Chandler’s a restricted free agent, so he won’t get as much wiggle room as the real winner in this (if the news is accurate), J.R. Smith.  I’m sure being released would be welcome news to Smith.  Last week, Sheridan Hoops documented the rough beginning to JR Swish’s time in China.

Smith’s initial experience in China was not that good. The first problem was the time difference. On his first day in China, Smith woke up at 2 a.m. and found himself in such a strange environment, he didn’t know what to do.

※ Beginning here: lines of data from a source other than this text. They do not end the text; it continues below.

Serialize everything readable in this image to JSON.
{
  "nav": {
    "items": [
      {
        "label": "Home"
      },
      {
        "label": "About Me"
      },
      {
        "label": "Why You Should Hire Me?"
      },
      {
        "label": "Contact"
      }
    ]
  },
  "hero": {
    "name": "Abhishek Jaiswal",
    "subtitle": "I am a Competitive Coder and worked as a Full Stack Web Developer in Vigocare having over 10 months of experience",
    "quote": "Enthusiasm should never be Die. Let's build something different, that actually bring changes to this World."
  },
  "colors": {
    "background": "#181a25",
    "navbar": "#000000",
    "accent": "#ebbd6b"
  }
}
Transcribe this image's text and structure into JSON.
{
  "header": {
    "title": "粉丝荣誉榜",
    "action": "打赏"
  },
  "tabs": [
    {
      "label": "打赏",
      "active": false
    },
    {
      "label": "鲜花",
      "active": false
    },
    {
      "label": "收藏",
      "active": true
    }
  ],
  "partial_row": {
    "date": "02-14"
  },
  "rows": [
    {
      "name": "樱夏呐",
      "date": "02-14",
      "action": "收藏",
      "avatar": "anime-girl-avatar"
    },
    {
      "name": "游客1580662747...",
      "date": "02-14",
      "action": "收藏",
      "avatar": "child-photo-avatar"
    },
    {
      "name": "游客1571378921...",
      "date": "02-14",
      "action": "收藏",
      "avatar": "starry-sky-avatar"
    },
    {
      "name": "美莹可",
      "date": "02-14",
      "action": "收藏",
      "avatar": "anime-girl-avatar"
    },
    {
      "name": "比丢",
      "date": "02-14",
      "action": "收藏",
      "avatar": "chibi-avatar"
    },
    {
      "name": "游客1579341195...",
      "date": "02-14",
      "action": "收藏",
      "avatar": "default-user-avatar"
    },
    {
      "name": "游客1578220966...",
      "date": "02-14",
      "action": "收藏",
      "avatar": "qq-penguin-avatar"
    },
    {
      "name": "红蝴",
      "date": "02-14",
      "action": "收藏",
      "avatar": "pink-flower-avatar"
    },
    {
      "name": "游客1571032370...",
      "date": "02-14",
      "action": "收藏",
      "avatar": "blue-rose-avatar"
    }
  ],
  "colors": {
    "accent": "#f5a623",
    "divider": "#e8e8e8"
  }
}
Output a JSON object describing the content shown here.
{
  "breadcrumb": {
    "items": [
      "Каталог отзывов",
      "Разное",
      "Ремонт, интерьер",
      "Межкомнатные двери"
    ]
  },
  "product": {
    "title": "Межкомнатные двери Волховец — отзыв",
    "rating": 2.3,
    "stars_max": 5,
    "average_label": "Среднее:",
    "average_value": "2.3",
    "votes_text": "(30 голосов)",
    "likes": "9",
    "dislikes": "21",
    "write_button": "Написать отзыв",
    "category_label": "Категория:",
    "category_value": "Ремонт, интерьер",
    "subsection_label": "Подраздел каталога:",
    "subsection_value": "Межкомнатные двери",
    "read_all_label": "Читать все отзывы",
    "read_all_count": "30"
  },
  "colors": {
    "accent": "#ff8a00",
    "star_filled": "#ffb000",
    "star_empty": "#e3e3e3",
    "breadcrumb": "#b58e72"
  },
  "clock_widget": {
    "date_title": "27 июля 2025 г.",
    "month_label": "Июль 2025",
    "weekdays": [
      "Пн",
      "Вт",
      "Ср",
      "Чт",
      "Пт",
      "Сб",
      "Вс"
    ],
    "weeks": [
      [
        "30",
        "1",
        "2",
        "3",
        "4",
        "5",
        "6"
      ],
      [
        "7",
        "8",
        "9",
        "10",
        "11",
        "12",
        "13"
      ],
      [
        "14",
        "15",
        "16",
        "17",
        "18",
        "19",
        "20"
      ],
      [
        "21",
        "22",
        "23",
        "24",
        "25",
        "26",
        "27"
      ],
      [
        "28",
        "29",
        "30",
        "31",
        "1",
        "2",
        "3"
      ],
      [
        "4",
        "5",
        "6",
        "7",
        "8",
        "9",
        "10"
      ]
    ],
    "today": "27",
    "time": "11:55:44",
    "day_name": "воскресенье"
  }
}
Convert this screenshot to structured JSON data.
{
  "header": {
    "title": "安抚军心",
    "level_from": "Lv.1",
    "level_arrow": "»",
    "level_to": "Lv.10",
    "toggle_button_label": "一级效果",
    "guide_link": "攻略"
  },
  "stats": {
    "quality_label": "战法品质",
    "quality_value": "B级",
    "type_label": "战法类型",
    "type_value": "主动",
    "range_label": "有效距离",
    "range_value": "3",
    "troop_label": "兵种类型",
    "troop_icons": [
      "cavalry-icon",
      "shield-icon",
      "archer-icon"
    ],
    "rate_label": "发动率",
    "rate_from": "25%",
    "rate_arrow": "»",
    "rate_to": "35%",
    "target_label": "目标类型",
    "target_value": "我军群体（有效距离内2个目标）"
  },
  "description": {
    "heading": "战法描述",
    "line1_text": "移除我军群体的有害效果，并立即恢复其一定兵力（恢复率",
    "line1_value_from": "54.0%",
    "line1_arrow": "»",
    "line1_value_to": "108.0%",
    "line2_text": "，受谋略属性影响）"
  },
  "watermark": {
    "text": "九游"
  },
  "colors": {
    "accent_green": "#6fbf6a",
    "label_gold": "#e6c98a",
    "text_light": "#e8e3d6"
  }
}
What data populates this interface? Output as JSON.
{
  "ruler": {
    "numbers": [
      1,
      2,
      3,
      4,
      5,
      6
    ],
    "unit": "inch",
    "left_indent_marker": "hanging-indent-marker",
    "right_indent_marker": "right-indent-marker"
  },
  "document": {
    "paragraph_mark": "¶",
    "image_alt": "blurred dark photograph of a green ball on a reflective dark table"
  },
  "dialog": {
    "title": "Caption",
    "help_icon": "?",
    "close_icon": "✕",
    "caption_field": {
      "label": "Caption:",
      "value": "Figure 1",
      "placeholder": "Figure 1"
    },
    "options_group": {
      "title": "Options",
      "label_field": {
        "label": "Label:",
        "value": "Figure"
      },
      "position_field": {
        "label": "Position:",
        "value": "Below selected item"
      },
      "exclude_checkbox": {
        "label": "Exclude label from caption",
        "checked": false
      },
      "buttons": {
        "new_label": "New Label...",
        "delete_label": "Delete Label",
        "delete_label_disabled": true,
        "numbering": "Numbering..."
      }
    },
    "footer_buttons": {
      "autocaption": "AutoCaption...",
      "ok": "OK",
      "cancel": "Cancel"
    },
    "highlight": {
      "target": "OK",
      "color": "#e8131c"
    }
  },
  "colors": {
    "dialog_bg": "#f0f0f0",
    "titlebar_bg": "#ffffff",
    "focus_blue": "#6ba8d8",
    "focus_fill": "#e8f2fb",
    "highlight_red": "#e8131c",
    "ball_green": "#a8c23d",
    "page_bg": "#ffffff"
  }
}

He wanted to send a Twitter update, but encountered problems because Twitter is blocked in China. At last, he found a way to tweet through his Blackberry: “Dear China, the fact that u won’t let me work my Skype on my desktop or twitter is really pissing me off.” Then another one: “Not even YouTube wow this is ass!”

No one said it wouldn’t be an adjustment.  Everyone knows these guys want to be playing NBA ball.  Sure it’s great that they’re catering to him as much as they can out there, but life’s just not the same.  And who knows, maybe it will give him a greater appreciation of what he has back here.  

And his team is under no obligation to let him go.  Chinese basketball eliminated out clauses for fear of an influx of NBA talent that would leave once the lockout ended.  But there’s nothing stopping teams from cutting anyone they want.  Americans often get cut anyway, so that’s not even something out of the ordinary.  

Smith is probably the most explosive scorer on the free agent market.  And because of that, he’ll get a lot of interest.  If he’s available in what is sure to be a free agent feeding frenzy once a new CBA is ratified, he could become the first mistake signing of the new CBA.  Some spurned GM will forget about Smith’s career sub-43 percent shooting number, see a guy who averaged more than 20 points per 36 minutes with Denver, and give him too much money to be a second option.

That makes me want Smith back more than ever.  I’m dying to see the reaction to the first bad free agent signing.  I can’t wait to see the explosion of angst when the same middling-to-bad team hands out the same kind of bad contract it always has, thus proving no CBA provision short of a Home Depot return policy can protect these guys from themselves.  My money is on Smith, especially in a condensed free agency period where the pressure is ratcheted up 10 notches, being the poster boy. 

So cut away, Zhejiang Chouzhou.  The result will be too juicy to resist.